Filmmaker Mila Turajlic spent 5 years researching archival films to put the doc together and it shows. Not in a dry Ken Burns sort of way either. The archival footage is so alive because she waded through an overwhelming amount of it. Filmmakers surrounding Tito shot EVERYTHING. Morning coffee. Watching films with his projectionist, Leka. Hanging with Mrs. Tito. And, better yet, Turajlic also found behind the scenes footage of the prominent directors, ADs, production designers and film stars. She then did present-day interviews with them, concretely linked it to their archival materials, and when possible shot them in the same (now crumbling and decrepit) environs. She and her editor, Aleksandra Milovanovic, then used these to do lovely leaps in time from past to present.
I also learned all of these cool bits of history: Once convinced a filmmaker was telling a story that Tito thought was important, he’d let them do anything. They once blew up a bridge in Jablanica, Bosnia – which is still lying in the river! And Pablo Picasso designed a film poster for “Battle of Neretva.”
The audience first meets Yugoslavia as Stalin gets the boot and is then introduced to Tito’s carefully crafted, successful and abundant cinema-Yugoslavia. Once he dies, it all unravels. Both the real Yugoslavia and his celluloid one.
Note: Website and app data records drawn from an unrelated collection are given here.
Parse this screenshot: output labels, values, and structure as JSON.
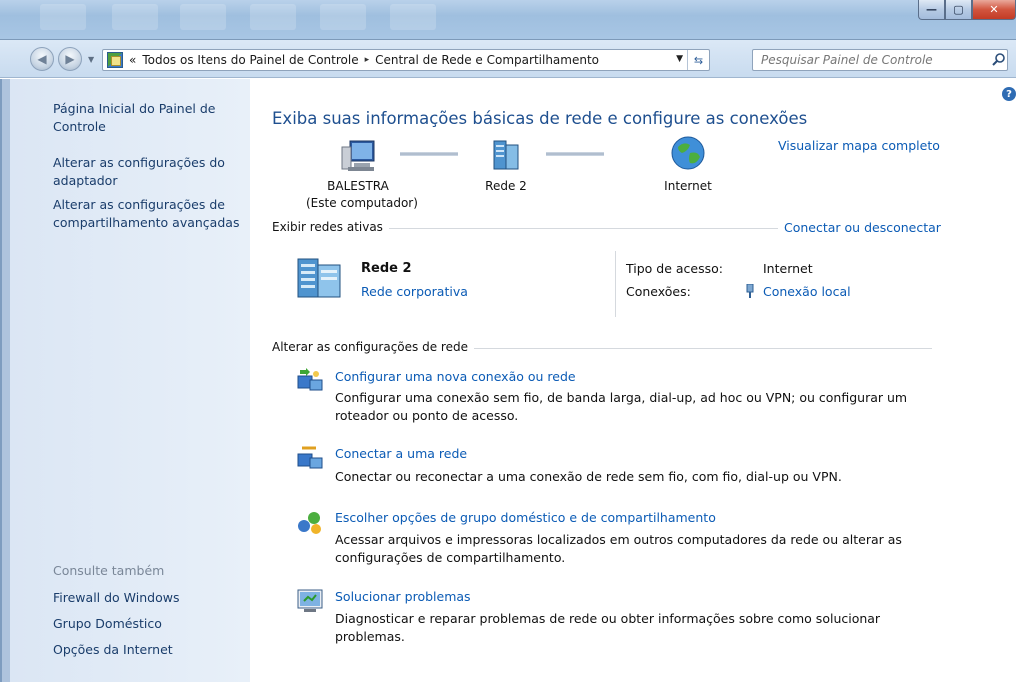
{
  "window": {
    "minimize_glyph": "—",
    "maximize_glyph": "▢",
    "close_glyph": "✕"
  },
  "nav": {
    "back_glyph": "◀",
    "forward_glyph": "▶",
    "address": {
      "prefix": "«",
      "breadcrumb": [
        "Todos os Itens do Painel de Controle",
        "Central de Rede e Compartilhamento"
      ],
      "separator": "▸"
    },
    "search_placeholder": "Pesquisar Painel de Controle"
  },
  "sidebar": {
    "links": [
      "Página Inicial do Painel de Controle",
      "Alterar as configurações do adaptador",
      "Alterar as configurações de compartilhamento avançadas"
    ],
    "see_also_heading": "Consulte também",
    "see_also_links": [
      "Firewall do Windows",
      "Grupo Doméstico",
      "Opções da Internet"
    ]
  },
  "main": {
    "heading": "Exiba suas informações básicas de rede e configure as conexões",
    "map_link": "Visualizar mapa completo",
    "map_nodes": [
      {
        "label": "BALESTRA",
        "sublabel": "(Este computador)",
        "icon": "computer-icon"
      },
      {
        "label": "Rede  2",
        "icon": "network-icon"
      },
      {
        "label": "Internet",
        "icon": "globe-icon"
      }
    ],
    "active_networks": {
      "label": "Exibir redes ativas",
      "action_link": "Conectar ou desconectar",
      "network_name": "Rede  2",
      "network_type": "Rede corporativa",
      "access_type_key": "Tipo de acesso:",
      "access_type_value": "Internet",
      "connections_key": "Conexões:",
      "connections_value": "Conexão local"
    },
    "change_settings": {
      "label": "Alterar as configurações de rede",
      "tasks": [
        {
          "title": "Configurar uma nova conexão ou rede",
          "desc1": "Configurar uma conexão sem fio, de banda larga, dial-up, ad hoc ou VPN; ou configurar um",
          "desc2": "roteador ou ponto de acesso.",
          "icon": "new-connection-icon"
        },
        {
          "title": "Conectar a uma rede",
          "desc1": "Conectar ou reconectar a uma conexão de rede sem fio, com fio, dial-up ou VPN.",
          "desc2": "",
          "icon": "connect-network-icon"
        },
        {
          "title": "Escolher opções de grupo doméstico e de compartilhamento",
          "desc1": "Acessar arquivos e impressoras localizados em outros computadores da rede ou alterar as",
          "desc2": "configurações de compartilhamento.",
          "icon": "homegroup-icon"
        },
        {
          "title": "Solucionar problemas",
          "desc1": "Diagnosticar e reparar problemas de rede ou obter informações sobre como solucionar problemas.",
          "desc2": "",
          "icon": "troubleshoot-icon"
        }
      ]
    },
    "help_glyph": "?"
  },
  "colors": {
    "link": "#0b5bb5",
    "heading": "#1e4f8f",
    "sidebar_bg": "#dbe6f4"
  }
}
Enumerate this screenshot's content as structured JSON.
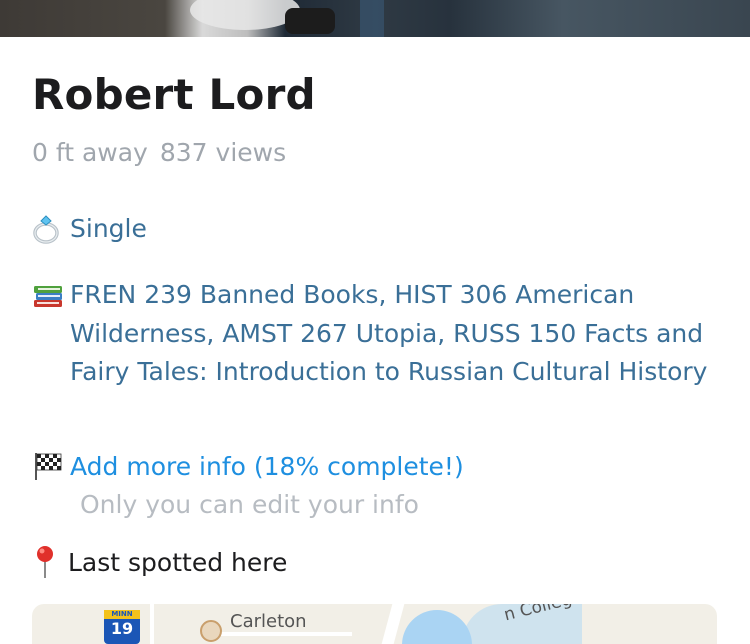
{
  "profile": {
    "name": "Robert Lord",
    "distance": "0 ft away",
    "views": "837 views"
  },
  "info": {
    "status_icon": "ring-icon",
    "status": "Single",
    "courses_icon": "books-icon",
    "courses": "FREN 239 Banned Books, HIST 306 American Wilderness, AMST 267 Utopia, RUSS 150 Facts and Fairy Tales: Introduction to Russian Cultural History",
    "add_icon": "checkered-flag-icon",
    "add_more": "Add more info (18% complete!)",
    "edit_note": "Only you can edit your info",
    "spotted_icon": "pushpin-icon",
    "last_spotted": "Last spotted here"
  },
  "map": {
    "shield_top": "MINN",
    "shield_num": "19",
    "label_carleton": "Carleton",
    "label_college": "n College"
  },
  "colors": {
    "name": "#1c1c1e",
    "meta": "#a0a6ad",
    "info_text": "#3a6f97",
    "link": "#1e8fe0",
    "note": "#b7bcc2"
  }
}
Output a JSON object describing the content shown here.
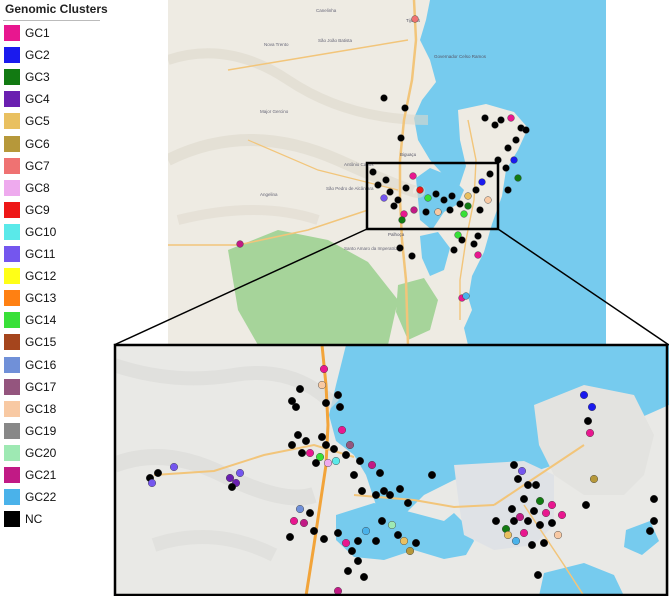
{
  "legend": {
    "title": "Genomic Clusters",
    "items": [
      {
        "label": "GC1",
        "color": "#e8178f"
      },
      {
        "label": "GC2",
        "color": "#1a1aee"
      },
      {
        "label": "GC3",
        "color": "#127a12"
      },
      {
        "label": "GC4",
        "color": "#6a1fb0"
      },
      {
        "label": "GC5",
        "color": "#e9c060"
      },
      {
        "label": "GC6",
        "color": "#b6983a"
      },
      {
        "label": "GC7",
        "color": "#ef7272"
      },
      {
        "label": "GC8",
        "color": "#eeaaee"
      },
      {
        "label": "GC9",
        "color": "#ee1717"
      },
      {
        "label": "GC10",
        "color": "#5ae9e9"
      },
      {
        "label": "GC11",
        "color": "#7456ee"
      },
      {
        "label": "GC12",
        "color": "#ffff17"
      },
      {
        "label": "GC13",
        "color": "#ff8012"
      },
      {
        "label": "GC14",
        "color": "#38e038"
      },
      {
        "label": "GC15",
        "color": "#a5451d"
      },
      {
        "label": "GC16",
        "color": "#7090d8"
      },
      {
        "label": "GC17",
        "color": "#94557e"
      },
      {
        "label": "GC18",
        "color": "#f8c9a3"
      },
      {
        "label": "GC19",
        "color": "#888888"
      },
      {
        "label": "GC20",
        "color": "#9ee9b3"
      },
      {
        "label": "GC21",
        "color": "#c11a85"
      },
      {
        "label": "GC22",
        "color": "#4ab2ea"
      },
      {
        "label": "NC",
        "color": "#000000"
      }
    ]
  },
  "map_labels": [
    "Canelinha",
    "Nova Trento",
    "São João Batista",
    "Major Gercino",
    "Angelina",
    "Biguaçu",
    "Antônio Carlos",
    "São Pedro de Alcântara",
    "Palhoça",
    "Santo Amaro da Imperatriz",
    "Governador Celso Ramos",
    "Tijucas"
  ],
  "colors": {
    "water": "#76cbee",
    "land": "#eeebe3",
    "forest": "#a6d49a",
    "road": "#f2c57a",
    "urban": "#dde0e3",
    "frame": "#000000"
  }
}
Mila and Aleksandra finished the film four days ago and I had the immense pleasure of being in the first audience to see it. It’s an incredible piece of historical documentary filmmaking that is also an engaging and fascinating story.